**What you are asked to do:** Only the lines from the one containing "Give me the" to the end of the data below belong in the answer, each repeated exactly; no pictures.

Start of Records for this task

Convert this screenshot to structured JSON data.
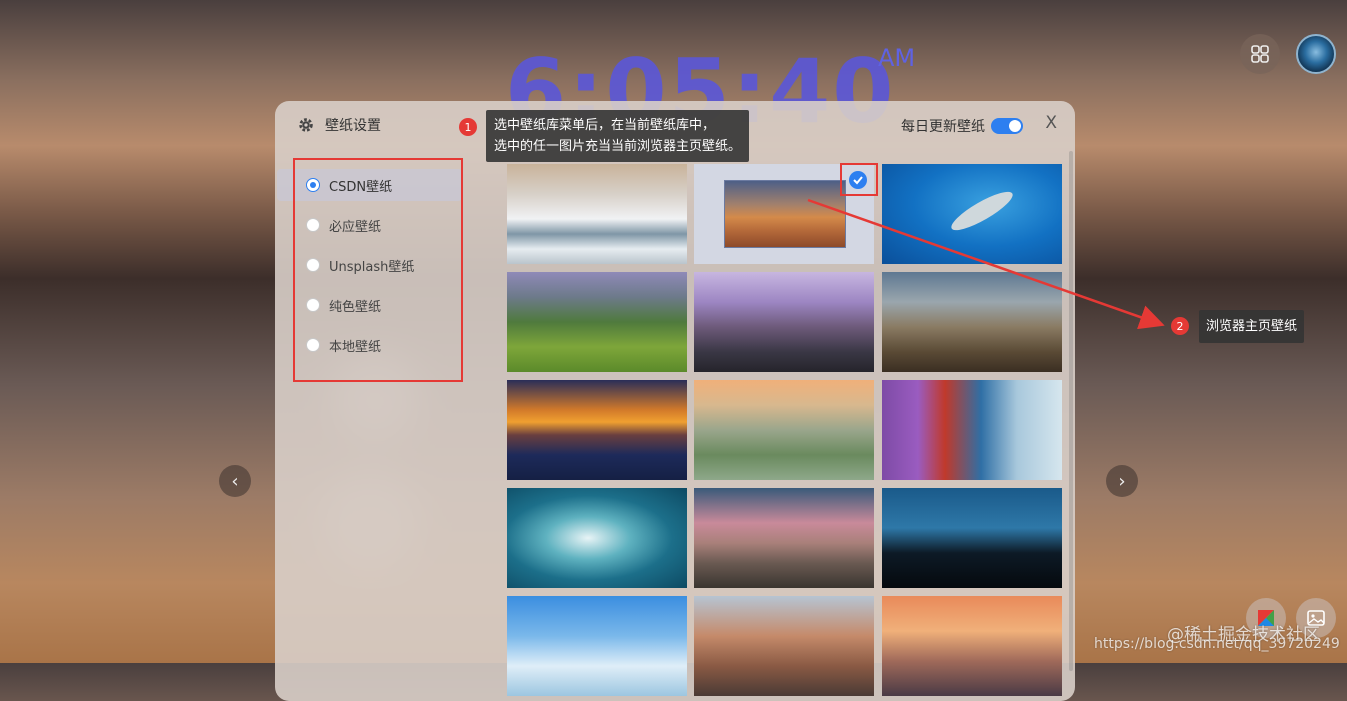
{
  "clock": {
    "time": "6:05:40",
    "ampm": "AM"
  },
  "dialog": {
    "title": "壁纸设置",
    "daily_update_label": "每日更新壁纸",
    "daily_update_on": true,
    "close_label": "X"
  },
  "sidebar": {
    "items": [
      {
        "label": "CSDN壁纸",
        "selected": true
      },
      {
        "label": "必应壁纸",
        "selected": false
      },
      {
        "label": "Unsplash壁纸",
        "selected": false
      },
      {
        "label": "纯色壁纸",
        "selected": false
      },
      {
        "label": "本地壁纸",
        "selected": false
      }
    ]
  },
  "annotations": {
    "one": {
      "number": "1",
      "line1": "选中壁纸库菜单后，在当前壁纸库中，",
      "line2": "选中的任一图片充当当前浏览器主页壁纸。"
    },
    "two": {
      "number": "2",
      "text": "浏览器主页壁纸"
    }
  },
  "watermark": {
    "line1": "@稀土掘金技术社区",
    "line2": "https://blog.csdn.net/qq_39720249"
  },
  "thumbnails": [
    "snowy-mountains",
    "selected-beach-sunset",
    "whale-underwater",
    "green-valley",
    "purple-mountains",
    "canyon-cliffs",
    "sunset-pier",
    "misty-hills",
    "colorful-houses",
    "ocean-wave",
    "pink-sky-hill",
    "dark-silhouette-hill",
    "blue-sky-clouds",
    "rocky-peaks",
    "sunset-lake"
  ],
  "colors": {
    "accent": "#2d7ff0",
    "annotation_red": "#e53935",
    "clock": "#5b57d8"
  }
}
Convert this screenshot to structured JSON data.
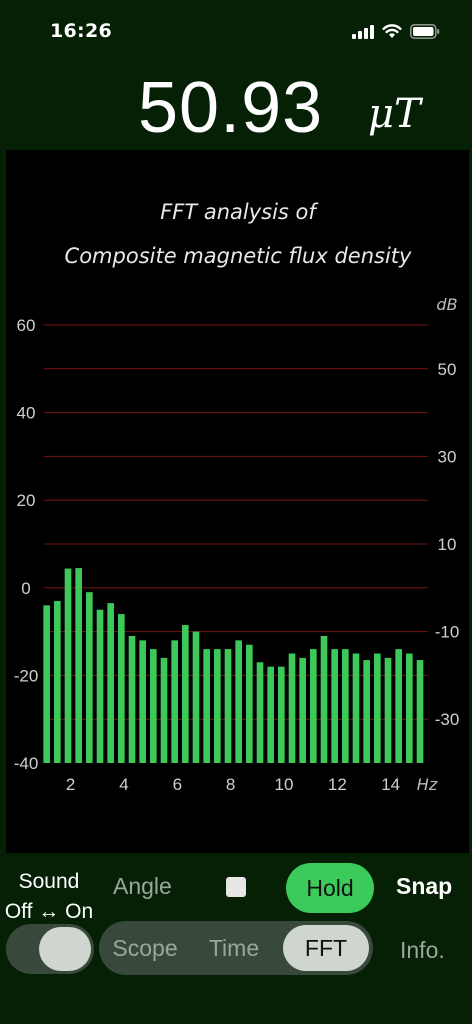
{
  "status_bar": {
    "time": "16:26"
  },
  "reading": {
    "value": "50.93",
    "unit": "μT"
  },
  "chart_data": {
    "type": "bar",
    "title": [
      "FFT analysis of",
      "Composite magnetic flux density"
    ],
    "ylabel_right": "dB",
    "xlabel": "Hz",
    "ylim_left": [
      -40,
      60
    ],
    "ylim_right": [
      -40,
      60
    ],
    "left_ticks": [
      60,
      40,
      20,
      0,
      -20,
      -40
    ],
    "right_ticks": [
      50,
      30,
      10,
      -10,
      -30
    ],
    "x_ticks": [
      2,
      4,
      6,
      8,
      10,
      12,
      14
    ],
    "xlim": [
      1,
      15.4
    ],
    "grid": true,
    "bar_color": "#3dc95a",
    "grid_color": "#7a1414",
    "x": [
      1.1,
      1.5,
      1.9,
      2.3,
      2.7,
      3.1,
      3.5,
      3.9,
      4.3,
      4.7,
      5.1,
      5.5,
      5.9,
      6.3,
      6.7,
      7.1,
      7.5,
      7.9,
      8.3,
      8.7,
      9.1,
      9.5,
      9.9,
      10.3,
      10.7,
      11.1,
      11.5,
      11.9,
      12.3,
      12.7,
      13.1,
      13.5,
      13.9,
      14.3,
      14.7,
      15.1
    ],
    "values": [
      -4,
      -3,
      4.4,
      4.5,
      -1,
      -5,
      -3.5,
      -6,
      -11,
      -12,
      -14,
      -16,
      -12,
      -8.5,
      -10,
      -14,
      -14,
      -14,
      -12,
      -13,
      -17,
      -18,
      -18,
      -15,
      -16,
      -14,
      -11,
      -14,
      -14,
      -15,
      -16.5,
      -15,
      -16,
      -14,
      -15,
      -16.5
    ]
  },
  "controls": {
    "sound_label_1": "Sound",
    "sound_label_2": "Off ↔ On",
    "angle": "Angle",
    "hold": "Hold",
    "snap": "Snap",
    "tabs": {
      "scope": "Scope",
      "time": "Time",
      "fft": "FFT"
    },
    "info": "Info."
  }
}
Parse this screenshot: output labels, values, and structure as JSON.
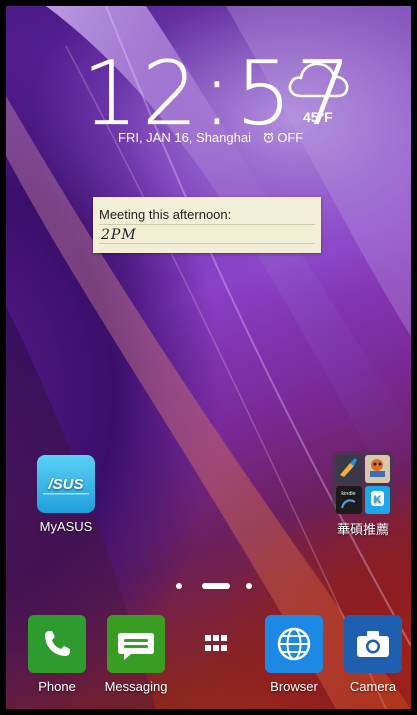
{
  "lockscreen_clock": {
    "time": "12:57",
    "temperature": "45°F",
    "date_location": "FRI, JAN 16, Shanghai",
    "alarm": "OFF",
    "weather_icon": "cloud-icon"
  },
  "memo_widget": {
    "line1": "Meeting this afternoon:",
    "line2": "2PM"
  },
  "home_apps": [
    {
      "label": "MyASUS",
      "icon": "asus-logo-icon"
    },
    {
      "label": "華碩推薦",
      "icon": "folder-icon"
    }
  ],
  "folder_contents": [
    "cleaner-icon",
    "game-icon",
    "kindle-icon",
    "k-app-icon"
  ],
  "page_indicator": {
    "pages": 3,
    "current": 2
  },
  "dock": [
    {
      "label": "Phone",
      "icon": "phone-icon",
      "color": "#2e9b2e"
    },
    {
      "label": "Messaging",
      "icon": "message-icon",
      "color": "#3a9d23"
    },
    {
      "label": "",
      "icon": "app-drawer-icon",
      "color": "#ffffff"
    },
    {
      "label": "Browser",
      "icon": "globe-icon",
      "color": "#1e88e5"
    },
    {
      "label": "Camera",
      "icon": "camera-icon",
      "color": "#1f5fb0"
    }
  ]
}
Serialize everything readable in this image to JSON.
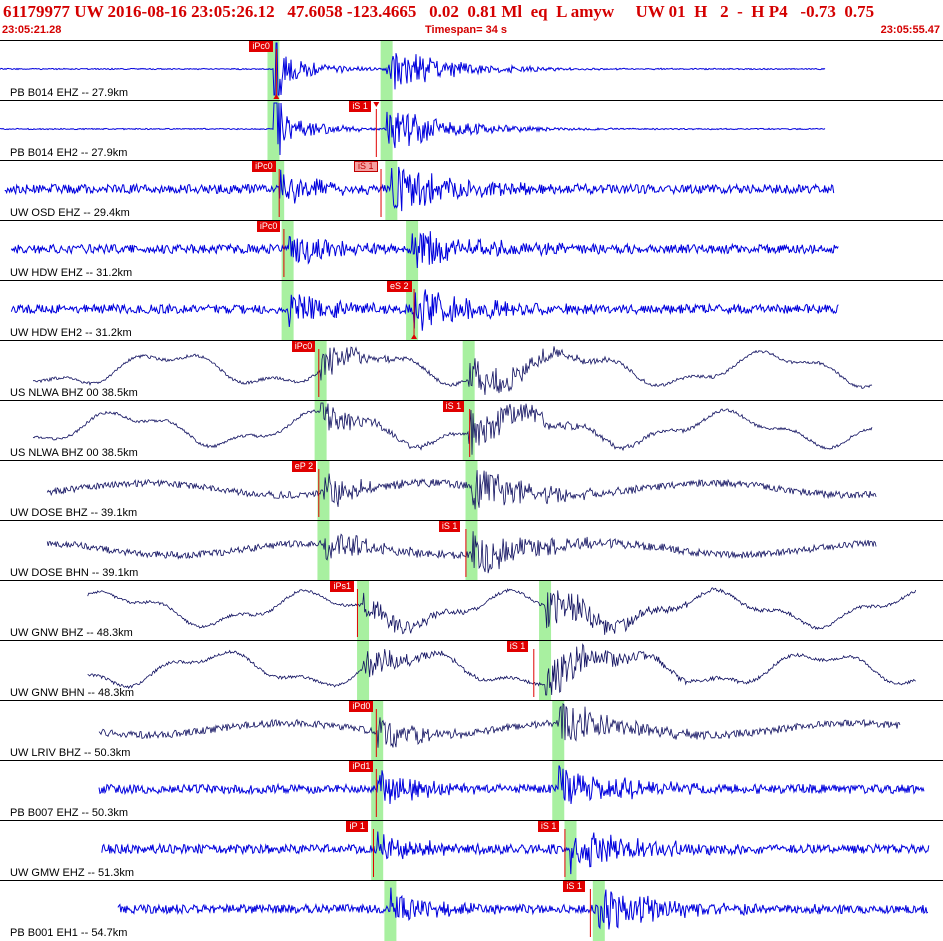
{
  "header": {
    "title": "61179977 UW 2016-08-16 23:05:26.12   47.6058 -123.4665   0.02  0.81 Ml  eq  L amyw     UW 01  H   2  -  H P4   -0.73  0.75",
    "start_time": "23:05:21.28",
    "timespan": "Timespan=  34 s",
    "end_time": "23:05:55.47"
  },
  "colors": {
    "title_red": "#d40000",
    "trace_blue": "#0000dd",
    "trace_dark": "#101060",
    "pick_red": "#e00000",
    "window_green": "#a8f0a0"
  },
  "traces": [
    {
      "label": "PB B014 EHZ -- 27.9km",
      "style": "blue",
      "amp": "spike",
      "start": 0,
      "end": 0.875,
      "picks": [
        {
          "text": "iPc0",
          "at": 0.292,
          "light": false
        }
      ],
      "windows": [
        0.29,
        0.41
      ],
      "triangle": "bottom"
    },
    {
      "label": "PB B014 EH2 -- 27.9km",
      "style": "blue",
      "amp": "spike",
      "start": 0,
      "end": 0.875,
      "picks": [
        {
          "text": "iS 1",
          "at": 0.398,
          "light": false
        }
      ],
      "windows": [
        0.29,
        0.41
      ],
      "triangle": "top"
    },
    {
      "label": "UW OSD EHZ -- 29.4km",
      "style": "blue",
      "amp": "noise",
      "start": 0.005,
      "end": 0.885,
      "picks": [
        {
          "text": "iPc0",
          "at": 0.295,
          "light": false
        },
        {
          "text": "iS 1",
          "at": 0.403,
          "light": true
        }
      ],
      "windows": [
        0.295,
        0.415
      ],
      "triangle": ""
    },
    {
      "label": "UW HDW EHZ -- 31.2km",
      "style": "blue",
      "amp": "noise",
      "start": 0.012,
      "end": 0.89,
      "picks": [
        {
          "text": "iPc0",
          "at": 0.3,
          "light": false
        }
      ],
      "windows": [
        0.305,
        0.437
      ],
      "triangle": ""
    },
    {
      "label": "UW HDW EH2 -- 31.2km",
      "style": "blue",
      "amp": "noise",
      "start": 0.012,
      "end": 0.89,
      "picks": [
        {
          "text": "eS 2",
          "at": 0.438,
          "light": false
        }
      ],
      "windows": [
        0.305,
        0.437
      ],
      "triangle": "bottom"
    },
    {
      "label": "US NLWA BHZ 00 38.5km",
      "style": "dark",
      "amp": "wave",
      "start": 0.035,
      "end": 0.925,
      "picks": [
        {
          "text": "iPc0",
          "at": 0.337,
          "light": false
        }
      ],
      "windows": [
        0.34,
        0.497
      ],
      "triangle": ""
    },
    {
      "label": "US NLWA BHZ 00 38.5km",
      "style": "dark",
      "amp": "wave",
      "start": 0.035,
      "end": 0.925,
      "picks": [
        {
          "text": "iS 1",
          "at": 0.497,
          "light": false
        }
      ],
      "windows": [
        0.34,
        0.497
      ],
      "triangle": ""
    },
    {
      "label": "UW DOSE BHZ -- 39.1km",
      "style": "dark",
      "amp": "dense",
      "start": 0.05,
      "end": 0.93,
      "picks": [
        {
          "text": "eP 2",
          "at": 0.337,
          "light": false
        }
      ],
      "windows": [
        0.343,
        0.5
      ],
      "triangle": ""
    },
    {
      "label": "UW DOSE BHN -- 39.1km",
      "style": "dark",
      "amp": "dense",
      "start": 0.05,
      "end": 0.93,
      "picks": [
        {
          "text": "iS 1",
          "at": 0.493,
          "light": false
        }
      ],
      "windows": [
        0.343,
        0.5
      ],
      "triangle": ""
    },
    {
      "label": "UW GNW BHZ -- 48.3km",
      "style": "dark",
      "amp": "wave",
      "start": 0.093,
      "end": 0.972,
      "picks": [
        {
          "text": "iPs1",
          "at": 0.378,
          "light": false
        }
      ],
      "windows": [
        0.385,
        0.578
      ],
      "triangle": ""
    },
    {
      "label": "UW GNW BHN -- 48.3km",
      "style": "dark",
      "amp": "wave",
      "start": 0.093,
      "end": 0.972,
      "picks": [
        {
          "text": "iS 1",
          "at": 0.565,
          "light": false
        }
      ],
      "windows": [
        0.385,
        0.578
      ],
      "triangle": ""
    },
    {
      "label": "UW LRIV BHZ -- 50.3km",
      "style": "dark",
      "amp": "dense",
      "start": 0.105,
      "end": 0.955,
      "picks": [
        {
          "text": "iPd0",
          "at": 0.398,
          "light": false
        }
      ],
      "windows": [
        0.4,
        0.592
      ],
      "triangle": ""
    },
    {
      "label": "PB B007 EHZ -- 50.3km",
      "style": "blue",
      "amp": "noise",
      "start": 0.105,
      "end": 0.98,
      "picks": [
        {
          "text": "iPd1",
          "at": 0.398,
          "light": false
        }
      ],
      "windows": [
        0.4,
        0.592
      ],
      "triangle": ""
    },
    {
      "label": "UW GMW EHZ -- 51.3km",
      "style": "blue",
      "amp": "noise",
      "start": 0.108,
      "end": 0.985,
      "picks": [
        {
          "text": "iP 1",
          "at": 0.395,
          "light": false
        },
        {
          "text": "iS 1",
          "at": 0.598,
          "light": false
        }
      ],
      "windows": [
        0.4,
        0.605
      ],
      "triangle": ""
    },
    {
      "label": "PB B001 EH1 -- 54.7km",
      "style": "blue",
      "amp": "noise",
      "start": 0.125,
      "end": 0.985,
      "picks": [
        {
          "text": "iS 1",
          "at": 0.625,
          "light": false
        }
      ],
      "windows": [
        0.414,
        0.635
      ],
      "triangle": ""
    }
  ]
}
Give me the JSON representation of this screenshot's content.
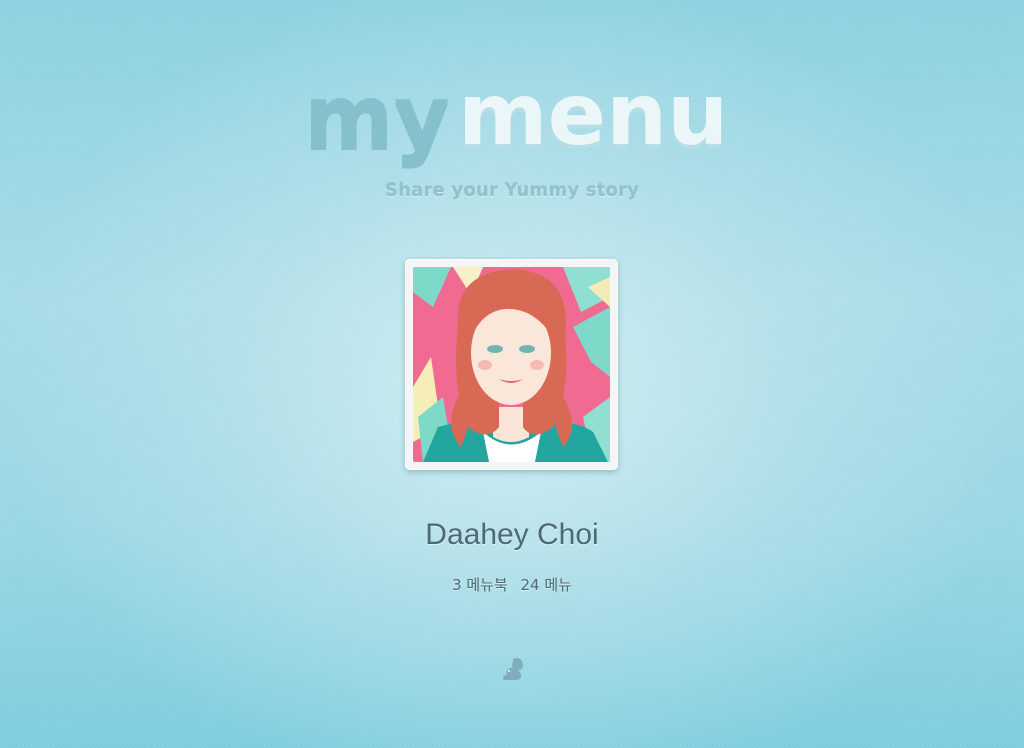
{
  "logo": {
    "part1": "my",
    "part2": "menu"
  },
  "tagline": "Share your Yummy story",
  "profile": {
    "name": "Daahey Choi",
    "menubook_count": "3 메뉴북",
    "menu_count": "24 메뉴"
  },
  "icons": {
    "footer": "squirrel-logo-icon"
  },
  "colors": {
    "background": "#9cd8e5",
    "logo_my": "#7fb9c6",
    "logo_menu": "#e6f4f6",
    "text": "#4e6a72"
  }
}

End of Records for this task

**Solution for this task:**
Give me the JSON representation of this screenshot's content.
{
  "logo": {
    "part1": "my",
    "part2": "menu"
  },
  "tagline": "Share your Yummy story",
  "profile": {
    "name": "Daahey Choi",
    "menubook_count": "3 메뉴북",
    "menu_count": "24 메뉴"
  },
  "icons": {
    "footer": "squirrel-logo-icon"
  },
  "colors": {
    "background": "#9cd8e5",
    "logo_my": "#7fb9c6",
    "logo_menu": "#e6f4f6",
    "text": "#4e6a72"
  }
}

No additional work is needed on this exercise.